* Required action
All records are to be printed again exactly as they appear.

(Extracted data entries)

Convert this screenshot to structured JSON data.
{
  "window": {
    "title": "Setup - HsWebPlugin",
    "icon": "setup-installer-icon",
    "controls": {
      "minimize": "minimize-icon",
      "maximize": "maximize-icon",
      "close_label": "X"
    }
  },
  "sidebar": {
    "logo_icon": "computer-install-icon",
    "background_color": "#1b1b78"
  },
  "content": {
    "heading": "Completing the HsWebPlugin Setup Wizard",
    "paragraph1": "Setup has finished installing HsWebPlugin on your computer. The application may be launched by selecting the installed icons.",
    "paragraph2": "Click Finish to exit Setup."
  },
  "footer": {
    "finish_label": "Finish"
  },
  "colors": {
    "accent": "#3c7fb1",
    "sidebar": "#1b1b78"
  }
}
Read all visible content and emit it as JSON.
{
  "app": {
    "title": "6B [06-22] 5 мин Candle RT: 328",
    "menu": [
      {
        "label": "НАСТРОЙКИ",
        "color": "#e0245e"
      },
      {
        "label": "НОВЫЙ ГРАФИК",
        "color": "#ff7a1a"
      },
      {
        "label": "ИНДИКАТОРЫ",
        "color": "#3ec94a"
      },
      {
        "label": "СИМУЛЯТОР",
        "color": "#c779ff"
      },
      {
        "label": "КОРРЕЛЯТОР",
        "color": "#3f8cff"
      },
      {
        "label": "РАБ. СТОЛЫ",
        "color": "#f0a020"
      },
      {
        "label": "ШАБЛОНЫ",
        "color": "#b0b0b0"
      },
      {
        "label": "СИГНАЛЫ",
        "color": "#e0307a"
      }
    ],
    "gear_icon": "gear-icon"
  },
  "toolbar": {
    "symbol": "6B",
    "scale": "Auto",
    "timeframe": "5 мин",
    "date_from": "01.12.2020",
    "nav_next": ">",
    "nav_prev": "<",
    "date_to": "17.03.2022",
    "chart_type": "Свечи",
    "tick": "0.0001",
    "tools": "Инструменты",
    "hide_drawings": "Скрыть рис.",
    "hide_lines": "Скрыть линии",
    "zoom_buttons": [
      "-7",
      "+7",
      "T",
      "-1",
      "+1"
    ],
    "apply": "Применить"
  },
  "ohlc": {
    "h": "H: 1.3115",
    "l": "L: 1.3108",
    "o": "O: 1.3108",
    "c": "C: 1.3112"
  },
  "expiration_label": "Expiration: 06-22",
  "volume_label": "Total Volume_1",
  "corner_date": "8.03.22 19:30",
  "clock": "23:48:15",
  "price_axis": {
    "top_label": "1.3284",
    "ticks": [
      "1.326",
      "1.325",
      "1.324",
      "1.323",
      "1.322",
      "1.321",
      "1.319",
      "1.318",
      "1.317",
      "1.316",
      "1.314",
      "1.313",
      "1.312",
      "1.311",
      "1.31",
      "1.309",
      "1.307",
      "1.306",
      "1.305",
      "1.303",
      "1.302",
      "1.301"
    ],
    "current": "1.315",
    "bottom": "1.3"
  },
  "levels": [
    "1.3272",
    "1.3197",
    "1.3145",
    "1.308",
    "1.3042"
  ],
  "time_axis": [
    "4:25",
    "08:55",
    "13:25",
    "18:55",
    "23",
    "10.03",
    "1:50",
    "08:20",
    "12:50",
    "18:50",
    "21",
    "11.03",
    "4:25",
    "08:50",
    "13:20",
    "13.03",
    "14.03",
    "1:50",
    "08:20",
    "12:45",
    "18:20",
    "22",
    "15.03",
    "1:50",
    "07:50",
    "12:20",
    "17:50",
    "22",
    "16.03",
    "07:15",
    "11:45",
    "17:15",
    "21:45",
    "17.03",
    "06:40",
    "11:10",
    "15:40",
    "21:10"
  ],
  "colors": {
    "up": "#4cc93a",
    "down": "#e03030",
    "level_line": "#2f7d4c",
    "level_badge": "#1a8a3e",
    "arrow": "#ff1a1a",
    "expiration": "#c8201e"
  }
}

* Output below
Convert this screenshot to structured JSON data.
{
  "window": {
    "title": "Setup - HsWebPlugin",
    "icon": "setup-installer-icon",
    "controls": {
      "minimize": "minimize-icon",
      "maximize": "maximize-icon",
      "close_label": "X"
    }
  },
  "sidebar": {
    "logo_icon": "computer-install-icon",
    "background_color": "#1b1b78"
  },
  "content": {
    "heading": "Completing the HsWebPlugin Setup Wizard",
    "paragraph1": "Setup has finished installing HsWebPlugin on your computer. The application may be launched by selecting the installed icons.",
    "paragraph2": "Click Finish to exit Setup."
  },
  "footer": {
    "finish_label": "Finish"
  },
  "colors": {
    "accent": "#3c7fb1",
    "sidebar": "#1b1b78"
  }
}
Read all visible content and emit it as JSON.
{
  "app": {
    "title": "6B [06-22] 5 мин Candle RT: 328",
    "menu": [
      {
        "label": "НАСТРОЙКИ",
        "color": "#e0245e"
      },
      {
        "label": "НОВЫЙ ГРАФИК",
        "color": "#ff7a1a"
      },
      {
        "label": "ИНДИКАТОРЫ",
        "color": "#3ec94a"
      },
      {
        "label": "СИМУЛЯТОР",
        "color": "#c779ff"
      },
      {
        "label": "КОРРЕЛЯТОР",
        "color": "#3f8cff"
      },
      {
        "label": "РАБ. СТОЛЫ",
        "color": "#f0a020"
      },
      {
        "label": "ШАБЛОНЫ",
        "color": "#b0b0b0"
      },
      {
        "label": "СИГНАЛЫ",
        "color": "#e0307a"
      }
    ],
    "gear_icon": "gear-icon"
  },
  "toolbar": {
    "symbol": "6B",
    "scale": "Auto",
    "timeframe": "5 мин",
    "date_from": "01.12.2020",
    "nav_next": ">",
    "nav_prev": "<",
    "date_to": "17.03.2022",
    "chart_type": "Свечи",
    "tick": "0.0001",
    "tools": "Инструменты",
    "hide_drawings": "Скрыть рис.",
    "hide_lines": "Скрыть линии",
    "zoom_buttons": [
      "-7",
      "+7",
      "T",
      "-1",
      "+1"
    ],
    "apply": "Применить"
  },
  "ohlc": {
    "h": "H: 1.3115",
    "l": "L: 1.3108",
    "o": "O: 1.3108",
    "c": "C: 1.3112"
  },
  "expiration_label": "Expiration: 06-22",
  "volume_label": "Total Volume_1",
  "corner_date": "8.03.22 19:30",
  "clock": "23:48:15",
  "price_axis": {
    "top_label": "1.3284",
    "ticks": [
      "1.326",
      "1.325",
      "1.324",
      "1.323",
      "1.322",
      "1.321",
      "1.319",
      "1.318",
      "1.317",
      "1.316",
      "1.314",
      "1.313",
      "1.312",
      "1.311",
      "1.31",
      "1.309",
      "1.307",
      "1.306",
      "1.305",
      "1.303",
      "1.302",
      "1.301"
    ],
    "current": "1.315",
    "bottom": "1.3"
  },
  "levels": [
    "1.3272",
    "1.3197",
    "1.3145",
    "1.308",
    "1.3042"
  ],
  "time_axis": [
    "4:25",
    "08:55",
    "13:25",
    "18:55",
    "23",
    "10.03",
    "1:50",
    "08:20",
    "12:50",
    "18:50",
    "21",
    "11.03",
    "4:25",
    "08:50",
    "13:20",
    "13.03",
    "14.03",
    "1:50",
    "08:20",
    "12:45",
    "18:20",
    "22",
    "15.03",
    "1:50",
    "07:50",
    "12:20",
    "17:50",
    "22",
    "16.03",
    "07:15",
    "11:45",
    "17:15",
    "21:45",
    "17.03",
    "06:40",
    "11:10",
    "15:40",
    "21:10"
  ],
  "colors": {
    "up": "#4cc93a",
    "down": "#e03030",
    "level_line": "#2f7d4c",
    "level_badge": "#1a8a3e",
    "arrow": "#ff1a1a",
    "expiration": "#c8201e"
  }
}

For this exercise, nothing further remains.